But if such an exercise of church discipline were to make sense, it would have to be based on concern for Bush’s and Cheney’s souls. The church has traditionally excommunicated those who arrogantly continue in open and obvious sin without repentance. How could the church do otherwise when souls are in danger? The church responds by making its split with the person public and unmistakable in hopes that the dramatic gesture will return them to grace. Matthew 18 and 1 Corinthians 5 lay out clear guidelines for such a procedure.
Church discipline matters not just for the sake of affecting elections, but for the care of souls and for the holiness of the church “without which no one will see the Lord” (Heb.12:14).
In a sense, what it means to be a mainline Protestant, as opposed to a Catholic or an Anabaptist, is that one cannot be excommunicated for anything (except, apparently, for joining the Klan). While such severe forms of ecclesial discipline are rare in Anabaptist or Catholic circles, and problematic when exercised (as in the case of the Catholic Church barring remarried persons from communion), they remain options that help define those communities. Any gathering of persons requires some sort of boundary to have integrity. How much more so in the case of the church, which seeks to grow in grace and witness to the world.
Perhaps the Klan example is salutary here. We would be right to remove a klansman from our midst. His soul is in grave danger for his racism. Our fellowship is doing him a disservice to let him think he is a Christian in good standing with the Lord and in communion with the church. He would be “eating the bread and drinking the cup of the Lord in an unworthy manner” (1 Cor. 11:29).
Proponents of the movement to excommunicate Kerry point out that abortion differs from such issues as just war and capitol punishment in that Catholic teaching on the issue is unequivocal. Abortion is always and essentially wrong under any circumstance in Catholic morality, whereas the church has made and continues to make exceptions in the cases of war and the death penalty. Mainline Protestants, among others, would make a similarly unequivocal moral claim about racism.

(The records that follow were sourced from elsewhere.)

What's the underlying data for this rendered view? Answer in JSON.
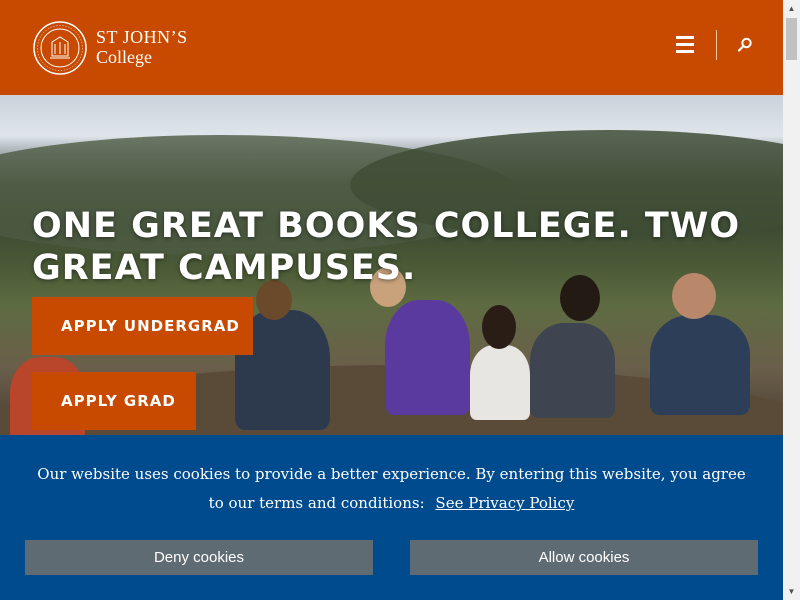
{
  "header": {
    "logo_line1": "ST JOHN’S",
    "logo_line2": "College",
    "logo_icon": "college-seal-icon",
    "menu_icon": "hamburger-menu-icon",
    "search_icon": "search-icon",
    "background": "#c84a00"
  },
  "hero": {
    "headline": "ONE GREAT BOOKS COLLEGE. TWO GREAT CAMPUSES.",
    "apply_undergrad": "APPLY UNDERGRAD",
    "apply_grad": "APPLY GRAD"
  },
  "cookie": {
    "message": "Our website uses cookies to provide a better experience. By entering this website, you agree to our terms and conditions:",
    "policy_link": "See Privacy Policy",
    "deny_label": "Deny cookies",
    "allow_label": "Allow cookies",
    "background": "#004b8d",
    "button_color": "#5f6b73"
  },
  "scrollbar": {
    "up_icon": "scroll-up-arrow-icon",
    "down_icon": "scroll-down-arrow-icon"
  }
}
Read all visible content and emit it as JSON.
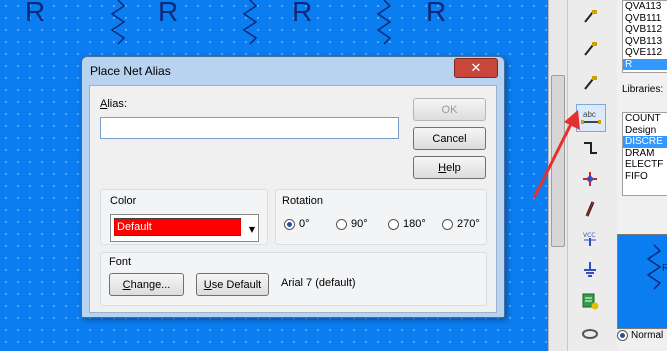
{
  "canvas": {
    "part_label": "R"
  },
  "dialog": {
    "title": "Place Net Alias",
    "close_glyph": "✕",
    "alias_label": "Alias:",
    "alias_value": "",
    "ok": "OK",
    "cancel": "Cancel",
    "help": "Help",
    "color_label": "Color",
    "color_value": "Default",
    "rotation_label": "Rotation",
    "rotations": [
      "0°",
      "90°",
      "180°",
      "270°"
    ],
    "rotation_selected": "0°",
    "font_label": "Font",
    "change": "Change...",
    "use_default": "Use Default",
    "font_value": "Arial 7 (default)"
  },
  "parts_list": [
    "QVA113",
    "QVB111",
    "QVB112",
    "QVB113",
    "QVE112",
    "R"
  ],
  "libraries_label": "Libraries:",
  "libraries_list": [
    "COUNT",
    "Design",
    "DISCRE",
    "DRAM",
    "ELECTF",
    "FIFO"
  ],
  "normal_label": "Normal",
  "colors": {
    "canvas": "#0a7df0",
    "arrow": "#e53030",
    "color_swatch": "#ff0000"
  }
}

So perhaps the lesson to take from this controversy within the Catholic Church is not about abortion but about church discipline. It is difficult, on theological grounds, to disagree with those who would discipline a politician who strays wantonly from church teaching on a key moral issue. A willingness publicly to excommunicate any member of a church is a risky one. It has terrible potential for abuse; it could turn into a witch hunt in which no one’s standing in the community is safe. But it can also be a mark of the integrity of a community. It is a form of costly grace to say to a sister or brother in Christ, “We simply cannot let you think you are a member of our body in good standing if you continue to teach or practice x.”

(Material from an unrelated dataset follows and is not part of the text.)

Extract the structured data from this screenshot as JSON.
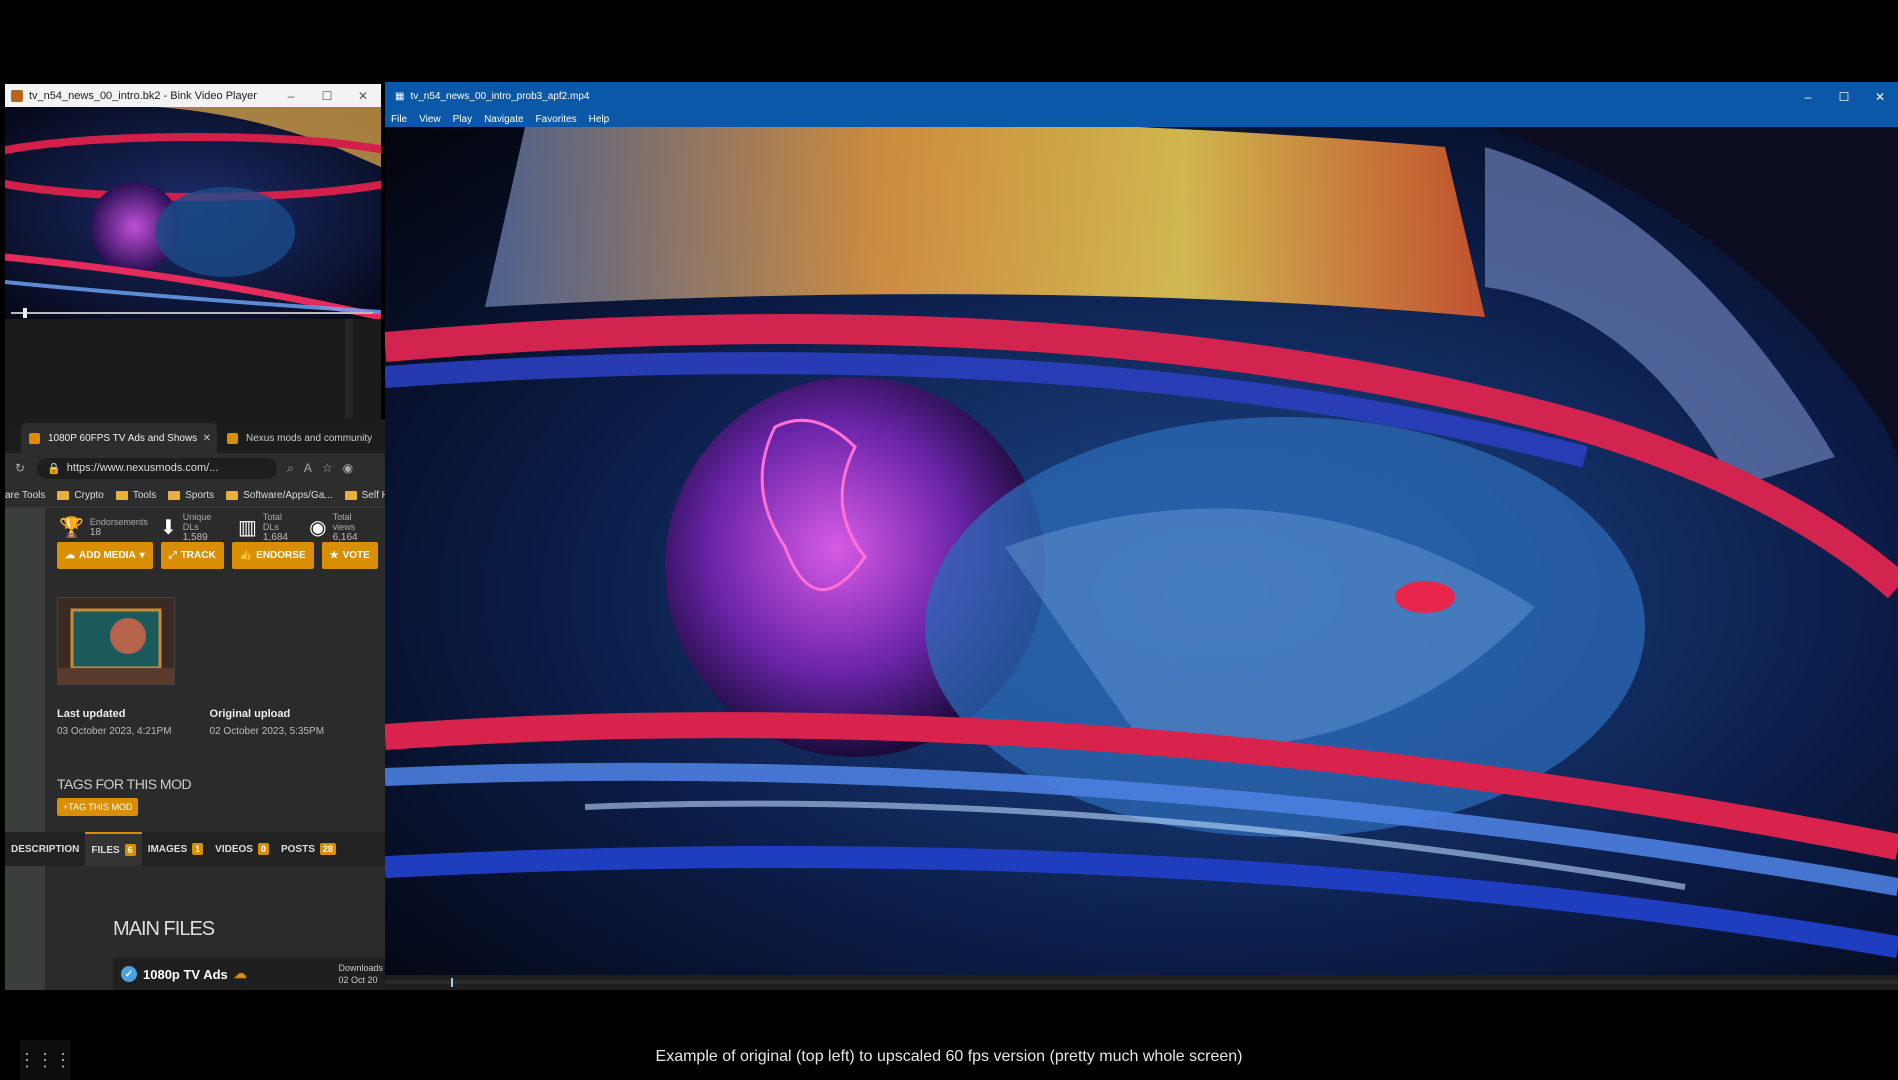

One could undertake such a risky move only with great fear and trembling, hoping it represents a step down the narrow and difficult way that leads to life.